I've made it a personal tradition to refer to the fourteenth of February as Industrialized Exchange of Token Affections Day. I don't pretend this is any sort of subversive social commentary meant to satirize consumerism; I'm a capitalist, of course I want people circulating their money, supporting businesses they like and keeping people employed. The fact is I'm simply bitter because I'm single. It's my own dumbass, manchild fault. I'm bad at flirting, I hate small talk, I'm terrified that the most inconsequential interaction will backfire in the worst way (that one I kind of blame on Tumblr, but that's another story), and no matter what I never end up being realistic about any relationship ever. 
While I like to think I'm far less awkward now than I was in, say, high school, the improvement barely qualifies as "marked". Last Thursday, the 12th, I was at a coffee shop in St. Louis, near Tower Grove Park and nestled between some lovely townhouses. I belong to a "Creative Work Group" that's currently in a state of flux and trying out new locations. We sit around, talking about various writing projects we've got going, and periodically checking in on each other while we work. The night was going well with lots of progress being made despite the group, thanks to a few last minue dropouts, consisting of only myself, our moderator, and her boyfriend. Then, things just started to fall apart for me in the most tedious of ways for the most absurd reasons. 
The short version of how the downward spiral began is that a cute woman sat down at the booth across from us, and I couldn't work up the courage to go talk to her. 
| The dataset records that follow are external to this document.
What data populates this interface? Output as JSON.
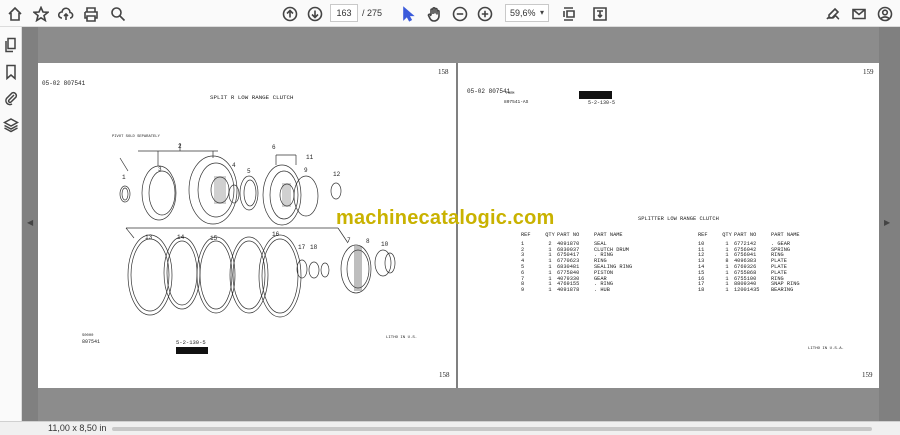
{
  "toolbar": {
    "page_current": "163",
    "page_total": "/ 275",
    "zoom": "59,6%"
  },
  "status": {
    "page_size": "11,00 x 8,50 in"
  },
  "left_page": {
    "header_left": "05-02   807541",
    "page_number": "158",
    "title": "SPLIT   R LOW RANGE CLUTCH",
    "sub_note": "PIVOT SOLD SEPARATELY",
    "callouts": [
      "1",
      "2",
      "3",
      "4",
      "5",
      "6",
      "7",
      "8",
      "9",
      "10",
      "11",
      "12",
      "13",
      "14",
      "15",
      "16",
      "17",
      "18"
    ],
    "footer_left_top": "S0000",
    "footer_left_bottom": "807541",
    "footer_code": "5-2-130-5",
    "footer_litho": "LITHO IN U.S.",
    "page_number_bottom": "158"
  },
  "right_page": {
    "header_left": "05-02   807541",
    "header_form": "FORM",
    "header_sub": "807541-AS",
    "header_code": "5-2-130-5",
    "page_number": "159",
    "table_title": "SPLITTER LOW RANGE CLUTCH",
    "columns": [
      "REF",
      "QTY",
      "PART NO",
      "PART NAME"
    ],
    "rows_left": [
      [
        "1",
        "2",
        "4091870",
        "SEAL"
      ],
      [
        "2",
        "1",
        "6830037",
        "CLUTCH DRUM"
      ],
      [
        "3",
        "1",
        "6750417",
        ". RING"
      ],
      [
        "4",
        "1",
        "6770623",
        "RING"
      ],
      [
        "5",
        "1",
        "6830481",
        "SEALING RING"
      ],
      [
        "6",
        "1",
        "6775840",
        "PISTON"
      ],
      [
        "7",
        "1",
        "4079330",
        "GEAR"
      ],
      [
        "8",
        "1",
        "4769155",
        ". RING"
      ],
      [
        "9",
        "1",
        "4091878",
        ". HUB"
      ]
    ],
    "rows_right": [
      [
        "10",
        "1",
        "6772142",
        ". GEAR"
      ],
      [
        "11",
        "1",
        "6756042",
        "SPRING"
      ],
      [
        "12",
        "1",
        "6756041",
        "RING"
      ],
      [
        "13",
        "8",
        "4096383",
        "PLATE"
      ],
      [
        "14",
        "1",
        "6769326",
        "PLATE"
      ],
      [
        "15",
        "1",
        "6755868",
        "PLATE"
      ],
      [
        "16",
        "1",
        "6755100",
        "RING"
      ],
      [
        "17",
        "1",
        "8809340",
        "SNAP RING"
      ],
      [
        "18",
        "1",
        "12001435",
        "BEARING"
      ]
    ],
    "footer_litho": "LITHO IN U.S.A.",
    "page_number_bottom": "159"
  },
  "watermark": "machinecatalogic.com"
}
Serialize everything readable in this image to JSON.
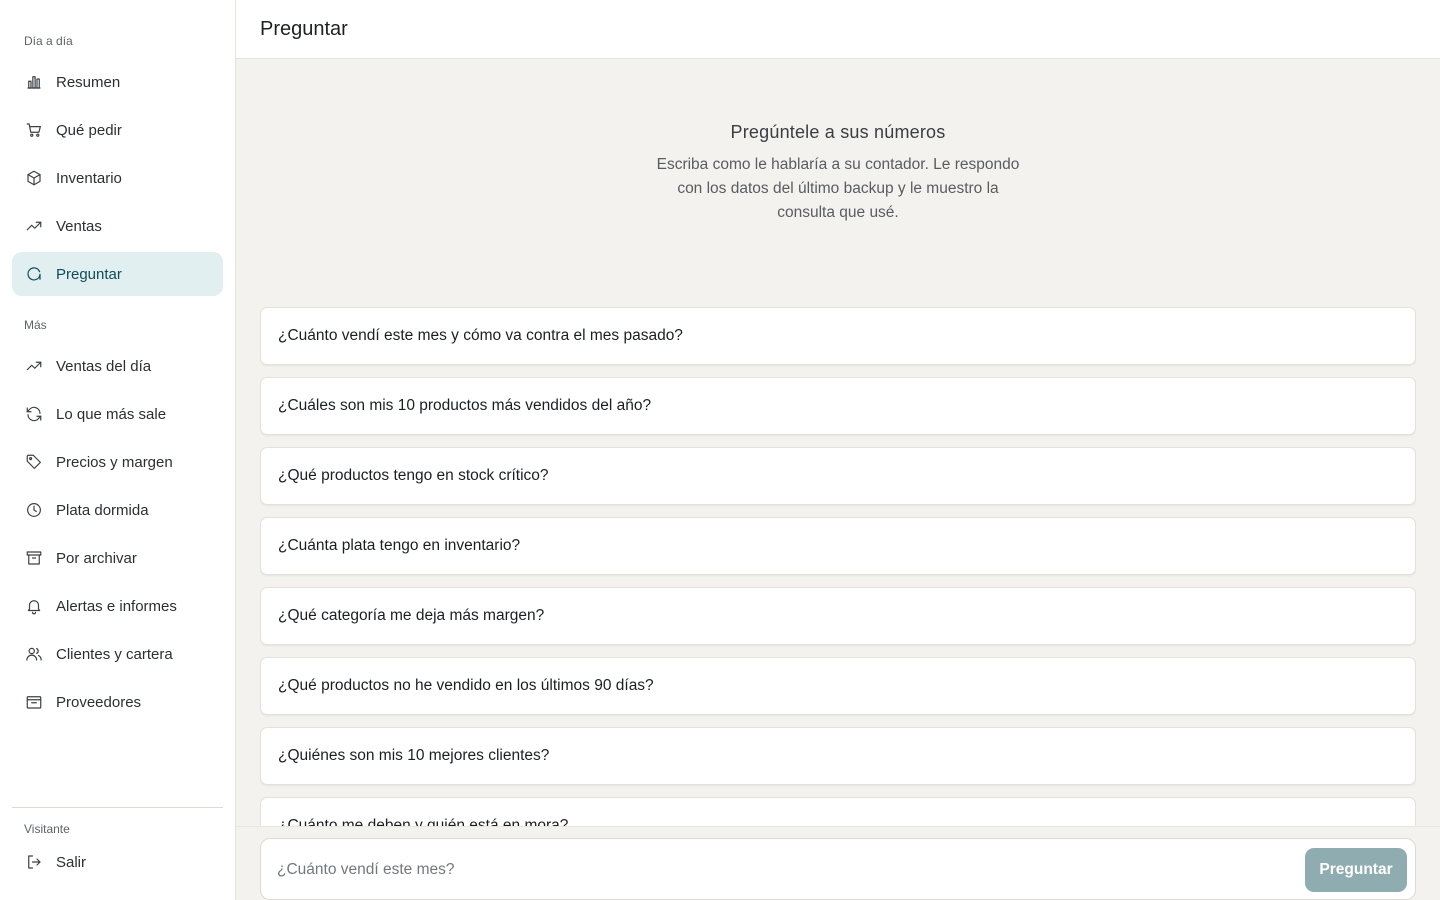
{
  "sidebar": {
    "section_daily": "Día a día",
    "section_more": "Más",
    "section_user": "Visitante",
    "items": [
      {
        "label": "Resumen",
        "icon": "bar-chart-icon"
      },
      {
        "label": "Qué pedir",
        "icon": "cart-icon"
      },
      {
        "label": "Inventario",
        "icon": "box-icon"
      },
      {
        "label": "Ventas",
        "icon": "trend-up-icon"
      },
      {
        "label": "Preguntar",
        "icon": "chat-circle-icon",
        "active": true
      }
    ],
    "more_items": [
      {
        "label": "Ventas del día",
        "icon": "trend-up-icon"
      },
      {
        "label": "Lo que más sale",
        "icon": "refresh-icon"
      },
      {
        "label": "Precios y margen",
        "icon": "tag-icon"
      },
      {
        "label": "Plata dormida",
        "icon": "clock-icon"
      },
      {
        "label": "Por archivar",
        "icon": "archive-icon"
      },
      {
        "label": "Alertas e informes",
        "icon": "bell-icon"
      },
      {
        "label": "Clientes y cartera",
        "icon": "users-icon"
      },
      {
        "label": "Proveedores",
        "icon": "supplier-icon"
      }
    ],
    "logout_label": "Salir"
  },
  "header": {
    "title": "Preguntar"
  },
  "hero": {
    "title": "Pregúntele a sus números",
    "description": "Escriba como le hablaría a su contador. Le respondo con los datos del último backup y le muestro la consulta que usé."
  },
  "questions": [
    "¿Cuánto vendí este mes y cómo va contra el mes pasado?",
    "¿Cuáles son mis 10 productos más vendidos del año?",
    "¿Qué productos tengo en stock crítico?",
    "¿Cuánta plata tengo en inventario?",
    "¿Qué categoría me deja más margen?",
    "¿Qué productos no he vendido en los últimos 90 días?",
    "¿Quiénes son mis 10 mejores clientes?",
    "¿Cuánto me deben y quién está en mora?"
  ],
  "composer": {
    "placeholder": "¿Cuánto vendí este mes?",
    "value": "",
    "button_label": "Preguntar"
  },
  "colors": {
    "accent": "#0f4d58",
    "active_bg": "#e1eff1",
    "button_bg": "#8fadb1",
    "page_bg": "#f3f2ee"
  }
}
Seems innocent enough, but here's how awkward this got. I went to WikiHow on my phone and legitimately looked up how to approach women. In my defense, I had absolutely no idea what to say beyond "Hi" (apart from the obvious things like, "You're beautiful" or "You have cute hands" but that's not much to build a conversation around, even when you're flirting.) so I don't think looking up icebreaker ideas is all that pathetic. Plus, it's never a bad idea to brush up on warning signs, because some people are just too damn polite to tell you they're not interested, Lords of Light love 'em. After many furtive glances (none of which were returned) while waffling on which approach to take, I resolved instead to take advantage of my phone's position on my keyboard's case/stand and take a clandestine photo before hurriedly leaving. Yeah, I'm just that sad and pitiful... and possibly creepy. I told myself I'd use that "missed connections" section of an ad site, but that never happened because it doesn't help the "approach" problem. 
Capping off the stress of the night was driving down labyrinthine one-way streets to find this Greek place to satisfy a craving for gyros I've had since my trip out to Ohio back in January, only to find out the guys decided to close about twenty minutes early. "That kind of night" eventually turned into "that kind of week" with stresses and frustrations piling up day after day.
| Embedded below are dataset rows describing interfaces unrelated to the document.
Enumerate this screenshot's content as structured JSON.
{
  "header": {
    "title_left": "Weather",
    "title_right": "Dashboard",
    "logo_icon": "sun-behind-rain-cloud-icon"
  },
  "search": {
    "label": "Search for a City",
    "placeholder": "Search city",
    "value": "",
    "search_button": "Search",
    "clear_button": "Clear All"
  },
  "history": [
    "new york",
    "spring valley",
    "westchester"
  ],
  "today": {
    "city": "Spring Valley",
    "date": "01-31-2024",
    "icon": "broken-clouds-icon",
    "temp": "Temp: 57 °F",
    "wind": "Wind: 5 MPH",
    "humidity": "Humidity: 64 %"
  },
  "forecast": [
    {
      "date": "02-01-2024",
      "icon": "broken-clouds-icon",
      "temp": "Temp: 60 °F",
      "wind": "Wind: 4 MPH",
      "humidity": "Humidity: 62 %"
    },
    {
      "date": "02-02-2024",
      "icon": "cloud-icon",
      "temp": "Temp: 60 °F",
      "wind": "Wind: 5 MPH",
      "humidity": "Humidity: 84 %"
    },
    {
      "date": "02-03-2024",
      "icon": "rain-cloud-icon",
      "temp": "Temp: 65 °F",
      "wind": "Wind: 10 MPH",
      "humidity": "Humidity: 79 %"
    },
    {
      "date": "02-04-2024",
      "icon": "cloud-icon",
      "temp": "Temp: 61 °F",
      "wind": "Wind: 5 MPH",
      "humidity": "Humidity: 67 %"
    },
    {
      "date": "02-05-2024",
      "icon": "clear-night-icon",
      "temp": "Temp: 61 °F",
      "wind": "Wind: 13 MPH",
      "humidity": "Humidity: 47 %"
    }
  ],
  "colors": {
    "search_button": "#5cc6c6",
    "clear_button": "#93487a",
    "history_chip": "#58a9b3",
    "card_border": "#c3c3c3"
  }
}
In fact, I've been in such a haze since then that I got my days mixed up, and missed the next meetup of my work group. Last night, I texted my work buddy asking if we were still on for tomorrow.
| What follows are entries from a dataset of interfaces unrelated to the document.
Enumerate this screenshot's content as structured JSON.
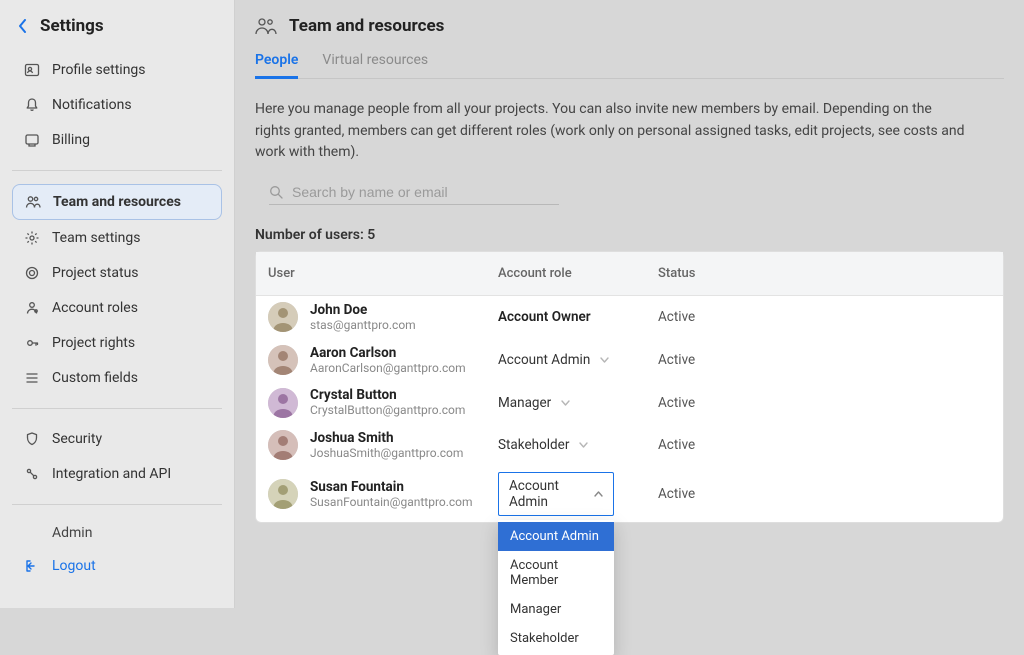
{
  "sidebar": {
    "title": "Settings",
    "items": [
      {
        "label": "Profile settings",
        "icon": "user-card-icon"
      },
      {
        "label": "Notifications",
        "icon": "bell-icon"
      },
      {
        "label": "Billing",
        "icon": "billing-icon"
      }
    ],
    "items2": [
      {
        "label": "Team and resources",
        "icon": "people-icon",
        "active": true
      },
      {
        "label": "Team settings",
        "icon": "gear-icon"
      },
      {
        "label": "Project status",
        "icon": "target-icon"
      },
      {
        "label": "Account roles",
        "icon": "roles-icon"
      },
      {
        "label": "Project rights",
        "icon": "rights-icon"
      },
      {
        "label": "Custom fields",
        "icon": "list-icon"
      }
    ],
    "items3": [
      {
        "label": "Security",
        "icon": "shield-icon"
      },
      {
        "label": "Integration and API",
        "icon": "api-icon"
      }
    ],
    "plain_label": "Admin",
    "logout": {
      "label": "Logout",
      "icon": "logout-icon"
    }
  },
  "header": {
    "title": "Team and resources",
    "icon": "people-icon"
  },
  "tabs": [
    {
      "label": "People",
      "active": true
    },
    {
      "label": "Virtual resources",
      "active": false
    }
  ],
  "intro": "Here you manage people from all your projects. You can also invite new members by email. Depending on the rights granted, members can get different roles (work only on personal assigned tasks, edit projects, see costs and work with them).",
  "search": {
    "placeholder": "Search by name or email",
    "value": ""
  },
  "usercount": {
    "label": "Number of users:",
    "value": "5"
  },
  "table": {
    "columns": {
      "user": "User",
      "role": "Account role",
      "status": "Status"
    },
    "rows": [
      {
        "name": "John Doe",
        "email": "stas@ganttpro.com",
        "role": "Account Owner",
        "editable": false,
        "open": false,
        "status": "Active"
      },
      {
        "name": "Aaron Carlson",
        "email": "AaronCarlson@ganttpro.com",
        "role": "Account Admin",
        "editable": true,
        "open": false,
        "status": "Active"
      },
      {
        "name": "Crystal Button",
        "email": "CrystalButton@ganttpro.com",
        "role": "Manager",
        "editable": true,
        "open": false,
        "status": "Active"
      },
      {
        "name": "Joshua Smith",
        "email": "JoshuaSmith@ganttpro.com",
        "role": "Stakeholder",
        "editable": true,
        "open": false,
        "status": "Active"
      },
      {
        "name": "Susan Fountain",
        "email": "SusanFountain@ganttpro.com",
        "role": "Account Admin",
        "editable": true,
        "open": true,
        "status": "Active"
      }
    ]
  },
  "role_dropdown": {
    "options": [
      "Account Admin",
      "Account Member",
      "Manager",
      "Stakeholder"
    ],
    "selected": "Account Admin"
  },
  "colors": {
    "accent": "#1a73e8",
    "sidebar_bg": "#e9e9e9",
    "main_bg": "#d7d7d7"
  }
}
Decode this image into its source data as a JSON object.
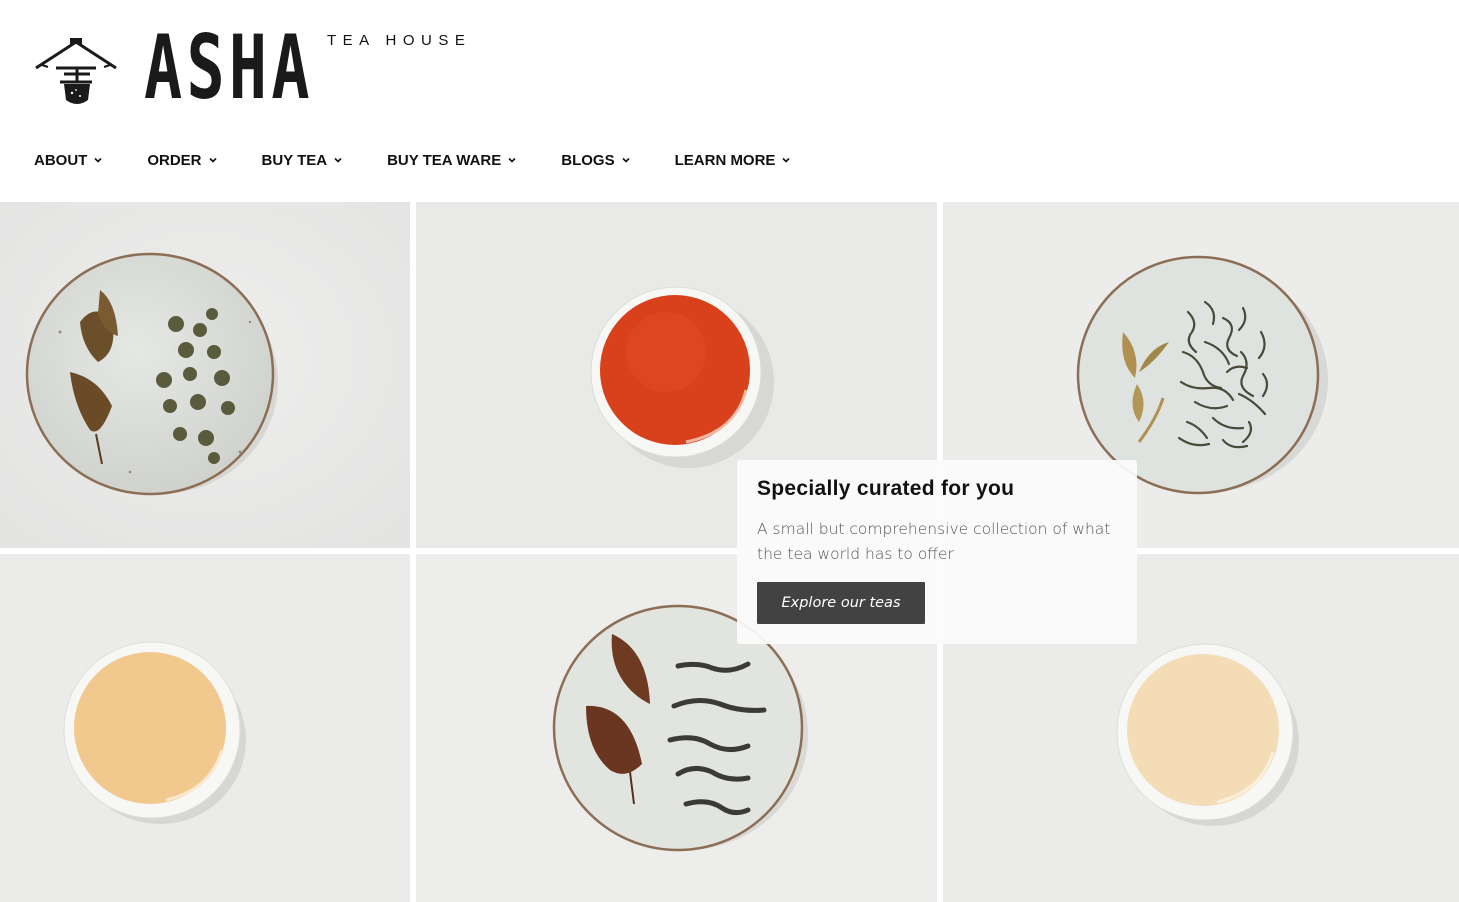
{
  "brand": {
    "name": "ASHA",
    "tagline": "TEA HOUSE",
    "logo_icon": "teapot-pavilion-icon"
  },
  "nav": {
    "items": [
      {
        "label": "ABOUT",
        "icon": "chevron-down-icon"
      },
      {
        "label": "ORDER",
        "icon": "chevron-down-icon"
      },
      {
        "label": "BUY TEA",
        "icon": "chevron-down-icon"
      },
      {
        "label": "BUY TEA WARE",
        "icon": "chevron-down-icon"
      },
      {
        "label": "BLOGS",
        "icon": "chevron-down-icon"
      },
      {
        "label": "LEARN MORE",
        "icon": "chevron-down-icon"
      }
    ]
  },
  "hero": {
    "tiles": [
      {
        "subject": "plate with oolong leaves and pearls"
      },
      {
        "subject": "cup of red tea"
      },
      {
        "subject": "plate with green tea leaves"
      },
      {
        "subject": "cup of light amber tea"
      },
      {
        "subject": "plate with dark twisted tea leaves"
      },
      {
        "subject": "cup of pale tea"
      }
    ],
    "card": {
      "title": "Specially curated for you",
      "text": "A small but comprehensive collection of what the tea world has to offer",
      "button_label": "Explore our teas"
    }
  },
  "colors": {
    "background": "#ffffff",
    "tile_background": "#e9e9e8",
    "button": "#424242",
    "red_tea": "#d9401c",
    "amber_tea": "#f1c98e",
    "pale_tea": "#f3dcb6"
  }
}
She asked if I was having a rough week.

Yes. Yes, it has been.